In recent times, my stance on pixel art for games has shifted from believing them to be retro and outdated to seeing their potential for beauty, how well they convey feelings and how easy it is to make them look good. As a result, I have begun working on a new game that uses pixel art as its base.
I created a design document first (after playing around in Aseprite and seeing what I could do) in order to really get my ideas rolling into some form of clarity. Too many times have I seen game ideas fall apart because the people working on them didn't have a clear idea of what they really wanted. I even came up with the name for the project during this stage.
My next step was to further clarify my thoughts, since I felt I had a rough idea but couldn't really picture much. I almost didn't upload this because it's just a hasty list of words slapped into a document as I began to build ideas in my head, then edited slightly so I can still make sense of it later, but then I felt that it'd be interesting to a lot of people to see the thought process, and this improvised tool could be very helpful to others as well.
Finally, I sharted out a load of quick character designs in a large Aseprite document and showed them to people, trying to find a style to settle into. In the end, I decided on a mid-to-high-saturated no-outline style, looking a bit like this:
All the while I'm collecting inspirational images from Pinterest and Twitter, by the way. I mention this because it's now that I went into photoshop and cooked up a preliminary promotional poster to really get me thinking about how I want to style the game:
Obviously this uses someone else's work as the background (sorry I didn't reference it) but it will not be used to actually promote the game at all.
It was at this point that I actually created a colour palette for the game. I had taken colours from some of my inspirations to make the character, and I took some of my favourite colours from that palette for the new one, then took some nice greens and blues from a different fantasy RPG, then matched up my primary colours, added a darker and lighter shade for each, as well as a set of black-grey-white gradients.
Now I'm starting to think about the environment designs, and it's taken me back to the design document. There's three main characters, all from different places, and all the locations have different genres. From this, I got the idea to select four colours to represent four locations, and just jam on that base. I call this tool a Style Banner. I haven't finished it yet.
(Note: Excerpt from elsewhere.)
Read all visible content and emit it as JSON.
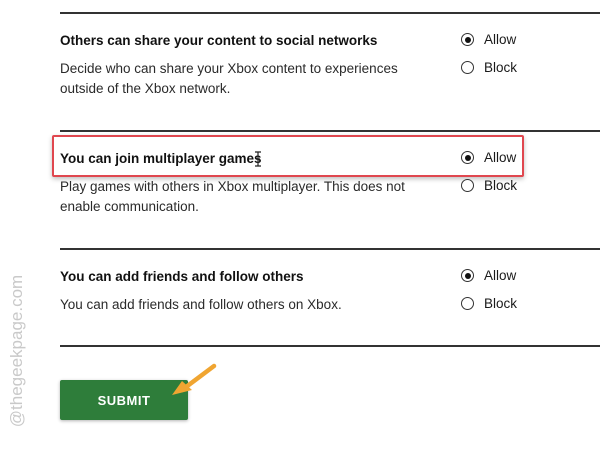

Lastly, sometime throughout this process, I started using hack'n'plan - a Trello-like tool specifically designed for games designers. I first used it back in college, and it proved useful then, so of course it's going to be helpful now.
As you can see, I set my promotional poster as the background to help keep me motivated.